There’s little discussion in Boyle’s piece about an alternative route: giving the residents of slums good reasons to embrace formality. We often look at the informal property market as being inherently¬†dysfunctional, but it’s amazing just how well they do work in allocating a scarce resource to incoming migrants. The government would undoubtedly (I think) prefer everyone to have formal titles, so they can be identified, taxed, and regulated. But what¬†slum-dwellers¬†need to see is a formal system which gives them protection from unnecessary¬†expropriation, lets them buy and sell with relative ease, and gives them access to the sort of public goods and infrastructure that taxes¬†should buy you. Over the last decade, the government tried to get everyone to buy-in, advocating a cheap, renewable tenure system which would required everyone to pay land rent, but it failed to deliver on the¬†pro-quo¬†of infrastructure and services.

The slum¬†clearance¬†route would do this bluntly, by pushing people into planned housing and trying to do the same with newcomers, but I think formal systems which are put in place without good incentives for everyone to invest in them are bound to fail. Boyle’s article discussed the creation of a new master plan for Dar es Salaam as a means to curb slum formation. It might be worth noting that the last master plan was updated in 1979, just before several decades of absolutely massive informal growth.

Finally, I’m also a bit perplexed by the comments of Taweza’s Rakesh Rajani:

He says Tanzania could face a similar conflagration to Kenya in 2007, when thousands of people were killed in post-election violence.

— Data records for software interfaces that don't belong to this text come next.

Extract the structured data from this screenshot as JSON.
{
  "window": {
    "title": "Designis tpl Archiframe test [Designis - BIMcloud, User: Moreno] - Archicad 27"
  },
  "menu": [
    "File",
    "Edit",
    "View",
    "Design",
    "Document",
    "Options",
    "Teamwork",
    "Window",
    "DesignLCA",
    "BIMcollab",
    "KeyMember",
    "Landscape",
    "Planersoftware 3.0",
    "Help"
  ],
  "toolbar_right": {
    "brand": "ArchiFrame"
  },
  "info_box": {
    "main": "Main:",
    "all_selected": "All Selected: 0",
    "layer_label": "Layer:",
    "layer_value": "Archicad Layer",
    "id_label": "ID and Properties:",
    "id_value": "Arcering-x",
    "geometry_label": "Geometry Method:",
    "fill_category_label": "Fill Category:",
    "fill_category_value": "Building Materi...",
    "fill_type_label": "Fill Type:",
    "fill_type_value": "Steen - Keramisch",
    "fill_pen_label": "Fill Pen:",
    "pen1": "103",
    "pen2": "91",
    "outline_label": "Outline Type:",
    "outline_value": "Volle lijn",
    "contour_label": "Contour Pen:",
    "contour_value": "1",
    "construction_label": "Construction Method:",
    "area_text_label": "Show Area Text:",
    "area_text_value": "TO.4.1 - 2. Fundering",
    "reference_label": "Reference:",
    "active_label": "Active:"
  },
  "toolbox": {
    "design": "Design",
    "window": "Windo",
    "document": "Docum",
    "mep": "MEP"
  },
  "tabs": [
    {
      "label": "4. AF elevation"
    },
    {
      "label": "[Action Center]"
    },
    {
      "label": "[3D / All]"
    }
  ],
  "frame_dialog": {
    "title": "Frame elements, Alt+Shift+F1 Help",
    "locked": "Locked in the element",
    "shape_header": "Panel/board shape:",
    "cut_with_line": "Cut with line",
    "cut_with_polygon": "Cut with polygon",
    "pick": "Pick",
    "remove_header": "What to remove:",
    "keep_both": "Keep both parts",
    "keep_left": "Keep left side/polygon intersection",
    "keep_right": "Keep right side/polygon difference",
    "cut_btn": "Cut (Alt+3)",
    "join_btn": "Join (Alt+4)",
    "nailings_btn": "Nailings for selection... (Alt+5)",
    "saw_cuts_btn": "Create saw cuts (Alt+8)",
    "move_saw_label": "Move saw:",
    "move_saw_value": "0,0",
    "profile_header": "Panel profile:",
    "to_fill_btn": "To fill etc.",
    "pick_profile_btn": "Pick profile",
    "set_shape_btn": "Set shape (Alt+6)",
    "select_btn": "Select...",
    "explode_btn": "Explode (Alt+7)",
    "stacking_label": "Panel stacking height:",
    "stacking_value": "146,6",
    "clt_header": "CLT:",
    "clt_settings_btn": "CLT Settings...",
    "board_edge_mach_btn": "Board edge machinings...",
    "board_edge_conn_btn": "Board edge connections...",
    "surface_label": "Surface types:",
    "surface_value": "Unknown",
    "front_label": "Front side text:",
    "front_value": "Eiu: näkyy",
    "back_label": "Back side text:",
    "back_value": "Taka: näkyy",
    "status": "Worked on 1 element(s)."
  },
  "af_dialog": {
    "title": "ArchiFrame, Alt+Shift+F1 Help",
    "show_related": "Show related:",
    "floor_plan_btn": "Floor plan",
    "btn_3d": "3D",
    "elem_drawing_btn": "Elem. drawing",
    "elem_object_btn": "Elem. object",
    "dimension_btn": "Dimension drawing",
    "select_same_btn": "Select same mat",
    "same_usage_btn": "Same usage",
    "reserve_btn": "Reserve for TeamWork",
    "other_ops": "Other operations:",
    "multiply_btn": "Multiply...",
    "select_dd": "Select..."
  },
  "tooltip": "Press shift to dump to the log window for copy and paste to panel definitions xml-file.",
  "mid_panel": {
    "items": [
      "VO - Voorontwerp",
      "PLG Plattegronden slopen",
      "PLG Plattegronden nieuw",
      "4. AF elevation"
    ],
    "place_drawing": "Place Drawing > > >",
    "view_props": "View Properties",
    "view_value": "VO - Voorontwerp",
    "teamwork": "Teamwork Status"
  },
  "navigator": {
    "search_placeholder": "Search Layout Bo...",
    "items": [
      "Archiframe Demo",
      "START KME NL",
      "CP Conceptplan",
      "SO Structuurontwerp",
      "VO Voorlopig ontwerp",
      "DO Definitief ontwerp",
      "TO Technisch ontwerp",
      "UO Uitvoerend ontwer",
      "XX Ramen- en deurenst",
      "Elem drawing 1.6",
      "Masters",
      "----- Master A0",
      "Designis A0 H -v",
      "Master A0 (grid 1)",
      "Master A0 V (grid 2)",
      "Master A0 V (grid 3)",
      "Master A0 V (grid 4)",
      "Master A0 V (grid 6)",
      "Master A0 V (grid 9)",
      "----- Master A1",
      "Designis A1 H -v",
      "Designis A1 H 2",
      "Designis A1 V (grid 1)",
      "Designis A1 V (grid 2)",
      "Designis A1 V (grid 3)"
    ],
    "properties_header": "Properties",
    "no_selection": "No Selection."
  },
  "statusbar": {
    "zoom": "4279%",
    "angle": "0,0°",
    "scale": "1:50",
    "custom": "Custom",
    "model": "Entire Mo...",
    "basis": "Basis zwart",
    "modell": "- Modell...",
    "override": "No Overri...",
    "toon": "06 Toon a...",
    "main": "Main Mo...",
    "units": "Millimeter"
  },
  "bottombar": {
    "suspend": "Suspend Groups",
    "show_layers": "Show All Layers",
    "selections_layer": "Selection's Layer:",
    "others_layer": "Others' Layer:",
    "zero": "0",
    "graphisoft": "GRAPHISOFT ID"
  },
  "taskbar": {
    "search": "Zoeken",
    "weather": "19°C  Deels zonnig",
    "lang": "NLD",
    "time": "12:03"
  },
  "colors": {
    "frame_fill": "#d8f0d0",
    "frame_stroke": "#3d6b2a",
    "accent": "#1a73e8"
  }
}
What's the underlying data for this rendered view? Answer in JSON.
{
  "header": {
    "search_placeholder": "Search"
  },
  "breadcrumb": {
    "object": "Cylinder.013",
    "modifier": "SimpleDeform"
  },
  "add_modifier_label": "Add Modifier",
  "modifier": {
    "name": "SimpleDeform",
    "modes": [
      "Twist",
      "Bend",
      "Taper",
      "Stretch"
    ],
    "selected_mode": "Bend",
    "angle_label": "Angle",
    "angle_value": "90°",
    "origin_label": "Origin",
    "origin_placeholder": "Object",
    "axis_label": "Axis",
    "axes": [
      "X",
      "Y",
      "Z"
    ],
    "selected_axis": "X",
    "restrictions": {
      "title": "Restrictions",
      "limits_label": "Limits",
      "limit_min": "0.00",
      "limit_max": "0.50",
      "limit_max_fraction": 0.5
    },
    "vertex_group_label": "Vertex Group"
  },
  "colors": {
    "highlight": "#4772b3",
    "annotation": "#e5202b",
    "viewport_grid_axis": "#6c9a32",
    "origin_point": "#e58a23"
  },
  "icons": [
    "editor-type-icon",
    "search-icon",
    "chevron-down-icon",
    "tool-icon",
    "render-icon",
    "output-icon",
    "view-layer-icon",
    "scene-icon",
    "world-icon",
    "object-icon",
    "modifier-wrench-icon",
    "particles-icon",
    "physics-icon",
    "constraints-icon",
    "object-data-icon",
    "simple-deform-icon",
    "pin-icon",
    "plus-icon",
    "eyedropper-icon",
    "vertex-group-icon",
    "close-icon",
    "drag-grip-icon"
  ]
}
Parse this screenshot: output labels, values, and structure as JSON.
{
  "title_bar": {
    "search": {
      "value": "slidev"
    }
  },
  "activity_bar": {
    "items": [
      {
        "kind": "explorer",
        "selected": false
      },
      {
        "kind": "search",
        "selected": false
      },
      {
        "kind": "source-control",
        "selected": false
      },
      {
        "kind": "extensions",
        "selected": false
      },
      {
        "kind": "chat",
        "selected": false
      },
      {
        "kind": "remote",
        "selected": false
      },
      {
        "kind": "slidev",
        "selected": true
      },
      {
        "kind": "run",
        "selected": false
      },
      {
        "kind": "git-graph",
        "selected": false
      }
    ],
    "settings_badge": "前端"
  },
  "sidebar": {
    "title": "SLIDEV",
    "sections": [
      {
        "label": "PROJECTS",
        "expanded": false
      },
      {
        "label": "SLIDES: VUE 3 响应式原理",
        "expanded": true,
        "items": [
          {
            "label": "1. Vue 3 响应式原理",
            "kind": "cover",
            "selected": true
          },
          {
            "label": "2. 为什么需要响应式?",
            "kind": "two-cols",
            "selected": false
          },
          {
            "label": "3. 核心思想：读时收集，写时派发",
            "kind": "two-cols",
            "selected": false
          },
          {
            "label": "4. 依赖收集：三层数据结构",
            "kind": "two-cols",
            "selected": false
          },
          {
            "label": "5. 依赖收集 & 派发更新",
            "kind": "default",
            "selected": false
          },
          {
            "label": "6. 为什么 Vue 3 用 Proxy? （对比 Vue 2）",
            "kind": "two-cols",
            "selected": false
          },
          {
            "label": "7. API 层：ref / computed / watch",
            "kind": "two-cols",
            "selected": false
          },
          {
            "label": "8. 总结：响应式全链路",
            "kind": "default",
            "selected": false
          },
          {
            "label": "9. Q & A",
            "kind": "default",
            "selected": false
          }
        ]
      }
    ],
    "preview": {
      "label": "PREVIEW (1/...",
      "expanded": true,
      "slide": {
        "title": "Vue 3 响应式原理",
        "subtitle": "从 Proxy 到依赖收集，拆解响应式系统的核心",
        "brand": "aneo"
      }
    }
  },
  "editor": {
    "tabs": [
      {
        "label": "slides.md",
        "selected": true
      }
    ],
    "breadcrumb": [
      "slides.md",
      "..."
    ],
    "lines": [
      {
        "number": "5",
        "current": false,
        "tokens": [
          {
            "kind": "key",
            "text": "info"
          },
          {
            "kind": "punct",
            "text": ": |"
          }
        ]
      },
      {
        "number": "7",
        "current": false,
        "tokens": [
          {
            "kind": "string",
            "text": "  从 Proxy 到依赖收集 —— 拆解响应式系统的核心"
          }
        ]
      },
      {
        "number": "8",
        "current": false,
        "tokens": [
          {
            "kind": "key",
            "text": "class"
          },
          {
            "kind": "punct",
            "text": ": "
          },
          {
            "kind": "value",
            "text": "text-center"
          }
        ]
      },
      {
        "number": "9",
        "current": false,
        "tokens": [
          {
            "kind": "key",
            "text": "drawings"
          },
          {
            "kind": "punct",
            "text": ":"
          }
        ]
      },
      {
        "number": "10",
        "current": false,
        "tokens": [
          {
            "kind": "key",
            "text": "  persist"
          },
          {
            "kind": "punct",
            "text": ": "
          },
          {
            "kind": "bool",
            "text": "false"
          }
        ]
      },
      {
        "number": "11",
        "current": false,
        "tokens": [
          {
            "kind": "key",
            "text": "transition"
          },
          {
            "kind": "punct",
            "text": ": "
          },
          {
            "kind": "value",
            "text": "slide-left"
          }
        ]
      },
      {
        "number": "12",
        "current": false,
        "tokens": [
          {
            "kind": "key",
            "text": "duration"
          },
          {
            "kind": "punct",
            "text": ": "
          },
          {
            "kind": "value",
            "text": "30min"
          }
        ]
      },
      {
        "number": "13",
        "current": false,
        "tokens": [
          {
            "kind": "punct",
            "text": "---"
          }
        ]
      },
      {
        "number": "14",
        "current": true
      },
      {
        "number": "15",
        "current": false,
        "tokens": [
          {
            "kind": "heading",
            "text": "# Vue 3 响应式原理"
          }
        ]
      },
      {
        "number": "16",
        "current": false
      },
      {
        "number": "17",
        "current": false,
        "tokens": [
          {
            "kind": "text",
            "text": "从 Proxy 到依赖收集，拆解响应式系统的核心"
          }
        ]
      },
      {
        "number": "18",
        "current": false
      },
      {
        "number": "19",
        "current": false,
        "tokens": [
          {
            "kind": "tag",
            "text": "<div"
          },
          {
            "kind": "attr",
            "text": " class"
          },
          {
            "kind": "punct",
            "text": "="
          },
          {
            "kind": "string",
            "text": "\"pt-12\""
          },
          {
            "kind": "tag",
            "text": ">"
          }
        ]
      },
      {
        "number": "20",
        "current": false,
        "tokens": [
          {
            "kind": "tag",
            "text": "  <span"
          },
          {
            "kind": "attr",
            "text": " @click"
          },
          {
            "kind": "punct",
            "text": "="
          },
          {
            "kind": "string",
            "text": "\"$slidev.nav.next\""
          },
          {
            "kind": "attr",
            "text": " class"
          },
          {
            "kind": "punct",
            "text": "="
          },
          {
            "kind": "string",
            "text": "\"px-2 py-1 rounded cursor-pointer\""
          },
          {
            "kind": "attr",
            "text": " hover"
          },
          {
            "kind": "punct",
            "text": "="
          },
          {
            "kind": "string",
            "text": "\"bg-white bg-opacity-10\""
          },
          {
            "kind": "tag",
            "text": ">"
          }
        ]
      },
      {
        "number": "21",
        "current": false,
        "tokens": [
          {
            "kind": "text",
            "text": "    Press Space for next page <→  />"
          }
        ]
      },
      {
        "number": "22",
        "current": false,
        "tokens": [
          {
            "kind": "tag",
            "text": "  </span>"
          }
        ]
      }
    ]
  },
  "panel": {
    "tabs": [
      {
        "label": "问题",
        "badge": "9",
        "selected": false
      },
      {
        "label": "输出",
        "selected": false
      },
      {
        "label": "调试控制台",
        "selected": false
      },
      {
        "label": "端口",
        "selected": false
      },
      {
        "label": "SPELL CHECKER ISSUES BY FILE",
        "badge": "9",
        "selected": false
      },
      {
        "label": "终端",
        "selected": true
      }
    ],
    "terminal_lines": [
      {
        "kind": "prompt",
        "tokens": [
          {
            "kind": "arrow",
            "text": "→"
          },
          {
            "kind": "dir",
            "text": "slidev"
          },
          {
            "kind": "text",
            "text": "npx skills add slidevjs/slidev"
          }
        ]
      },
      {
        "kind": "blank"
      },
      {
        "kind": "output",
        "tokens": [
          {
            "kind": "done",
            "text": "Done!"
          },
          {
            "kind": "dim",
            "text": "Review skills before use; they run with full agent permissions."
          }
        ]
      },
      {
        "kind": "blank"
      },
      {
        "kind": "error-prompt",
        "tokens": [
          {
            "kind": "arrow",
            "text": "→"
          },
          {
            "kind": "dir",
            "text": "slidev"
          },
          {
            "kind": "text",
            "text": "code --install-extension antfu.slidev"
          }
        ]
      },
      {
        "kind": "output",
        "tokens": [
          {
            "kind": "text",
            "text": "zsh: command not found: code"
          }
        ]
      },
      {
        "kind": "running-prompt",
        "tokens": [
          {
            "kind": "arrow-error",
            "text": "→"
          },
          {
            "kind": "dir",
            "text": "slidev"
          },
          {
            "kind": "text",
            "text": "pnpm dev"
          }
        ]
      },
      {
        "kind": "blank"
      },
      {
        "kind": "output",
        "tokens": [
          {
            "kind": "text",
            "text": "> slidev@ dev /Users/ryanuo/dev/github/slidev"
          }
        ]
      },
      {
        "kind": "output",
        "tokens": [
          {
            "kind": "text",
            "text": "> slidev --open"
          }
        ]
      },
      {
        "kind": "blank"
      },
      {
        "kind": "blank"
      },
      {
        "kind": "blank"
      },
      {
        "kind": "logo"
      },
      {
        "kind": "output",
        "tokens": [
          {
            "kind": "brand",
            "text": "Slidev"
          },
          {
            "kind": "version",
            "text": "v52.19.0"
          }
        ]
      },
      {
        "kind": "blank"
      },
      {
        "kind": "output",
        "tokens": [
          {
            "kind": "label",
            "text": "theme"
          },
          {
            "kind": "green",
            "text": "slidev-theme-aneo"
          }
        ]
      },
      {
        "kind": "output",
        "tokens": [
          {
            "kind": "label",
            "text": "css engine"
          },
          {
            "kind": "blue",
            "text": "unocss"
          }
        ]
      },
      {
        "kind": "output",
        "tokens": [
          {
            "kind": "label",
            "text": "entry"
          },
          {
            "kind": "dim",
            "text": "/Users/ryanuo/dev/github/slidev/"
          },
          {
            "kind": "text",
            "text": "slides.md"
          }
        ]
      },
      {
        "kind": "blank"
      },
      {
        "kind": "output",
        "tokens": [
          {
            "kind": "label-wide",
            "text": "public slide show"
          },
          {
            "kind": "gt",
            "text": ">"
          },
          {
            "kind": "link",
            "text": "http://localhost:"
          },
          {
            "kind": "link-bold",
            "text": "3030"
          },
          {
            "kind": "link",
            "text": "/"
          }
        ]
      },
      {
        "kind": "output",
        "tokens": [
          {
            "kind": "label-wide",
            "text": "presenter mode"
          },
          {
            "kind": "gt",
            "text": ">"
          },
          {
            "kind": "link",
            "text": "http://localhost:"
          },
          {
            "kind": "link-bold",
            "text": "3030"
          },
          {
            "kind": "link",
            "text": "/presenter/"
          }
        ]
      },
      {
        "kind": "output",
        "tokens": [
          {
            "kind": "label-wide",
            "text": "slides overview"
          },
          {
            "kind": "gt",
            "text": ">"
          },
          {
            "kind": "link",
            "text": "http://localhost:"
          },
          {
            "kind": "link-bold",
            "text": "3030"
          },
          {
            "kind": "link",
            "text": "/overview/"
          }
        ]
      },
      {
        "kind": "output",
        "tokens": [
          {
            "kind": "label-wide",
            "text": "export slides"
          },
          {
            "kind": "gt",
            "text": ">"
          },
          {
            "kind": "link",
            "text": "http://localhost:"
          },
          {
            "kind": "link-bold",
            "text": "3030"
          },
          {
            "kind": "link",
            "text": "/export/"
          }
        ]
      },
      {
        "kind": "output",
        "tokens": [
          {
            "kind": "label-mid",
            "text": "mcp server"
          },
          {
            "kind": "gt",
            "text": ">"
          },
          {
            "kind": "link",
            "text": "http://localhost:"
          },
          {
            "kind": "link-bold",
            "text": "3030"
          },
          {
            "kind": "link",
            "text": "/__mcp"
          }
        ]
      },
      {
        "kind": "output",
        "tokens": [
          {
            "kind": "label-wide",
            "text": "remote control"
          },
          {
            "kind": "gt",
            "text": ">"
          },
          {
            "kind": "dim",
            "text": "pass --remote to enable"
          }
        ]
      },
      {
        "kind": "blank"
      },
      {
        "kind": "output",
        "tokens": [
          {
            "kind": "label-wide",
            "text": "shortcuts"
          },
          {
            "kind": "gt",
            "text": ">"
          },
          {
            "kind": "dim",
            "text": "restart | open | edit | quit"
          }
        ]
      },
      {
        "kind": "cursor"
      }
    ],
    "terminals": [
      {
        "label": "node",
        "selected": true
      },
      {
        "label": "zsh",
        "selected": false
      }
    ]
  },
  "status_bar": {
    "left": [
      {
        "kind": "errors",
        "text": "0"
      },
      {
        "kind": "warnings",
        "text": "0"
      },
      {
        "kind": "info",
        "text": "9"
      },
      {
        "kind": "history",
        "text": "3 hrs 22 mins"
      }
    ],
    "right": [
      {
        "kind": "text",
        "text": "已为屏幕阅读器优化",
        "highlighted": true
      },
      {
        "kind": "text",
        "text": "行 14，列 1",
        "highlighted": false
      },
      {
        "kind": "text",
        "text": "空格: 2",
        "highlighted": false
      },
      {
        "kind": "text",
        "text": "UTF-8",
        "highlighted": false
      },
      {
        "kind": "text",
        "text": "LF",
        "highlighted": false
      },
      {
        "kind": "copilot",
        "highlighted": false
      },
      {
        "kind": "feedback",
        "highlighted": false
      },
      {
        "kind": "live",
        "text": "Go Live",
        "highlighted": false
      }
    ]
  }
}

Rajani undoubtedly is more in touch with the average Dar es Salaamer than I am, but I still find such a prediction hard to swallow. Yes, there are tensions, both today and historically, especially with young men (David Brennan’s article on the Tanu Youth League makes for some good reading), but the sort of violence Rajani is afraid of needs both a spark and incentives to keep the flame alight. I don’t know if I see either in Dar es Salaam, although I am typing this from my desk in Oxford.

Hat tip to @AndreaScheible for the BBC link.



One evening, back in 2010, I found myself stuck in Dar es Salaam’s soul-destroying evening traffic. I was trapped on Ocean Road, which leads from the ferries crossing the harbour past the presidential grounds. Often clogged with government workers and ex-pats trying to escape to the peninsula and beyond, the local street sellers have long-since adapted to this particular group, often selling international magazines (the Economist!) and informational maps and posters. It is here that I picked up my 2010 African Leaders Calendar poster, which devotes 90% of its space to African heads of state and 10% to anything calendar related.

I never put the poster up Рit always sat on a shelf behind my desk in the department. It started seeming terribly out of date after the Arab spring and the second Ivorian civil war, so I started crossing presidents off when they were no longer in office. Not as part of some macabre hit list, but just to keep track of who had left. Out of the 56 countries represented, about 12 heads-of-state are no longer in power. The reasons for an X are myriad Рfailed re-elections, retirements, untimely deaths, revolutions and coups. Not always, but often, an X represents a shift for the better Рor at the very least change.

Today I crossed off Professor John Evans Atta Mills, president of Ghana, who died yesterday. It’s not¬†totally clear what illness Mills died of, possibly a complication of his throat cancer. I’ve written before of the tendency for African president to unexpectedly fall off their perches, felled by common ailments of the elderly such as cancer or strokes.

Two and a half years have seen an attrition of about 20%s. How long until that number hits 100%? At the top of the poster sit two of the stalwarts: Museveni and Kagame. I fear it will be quite some time before this calendar is finished.

By the way, if anyone can get their hands on either the 2011 or 2012 posters, let me know.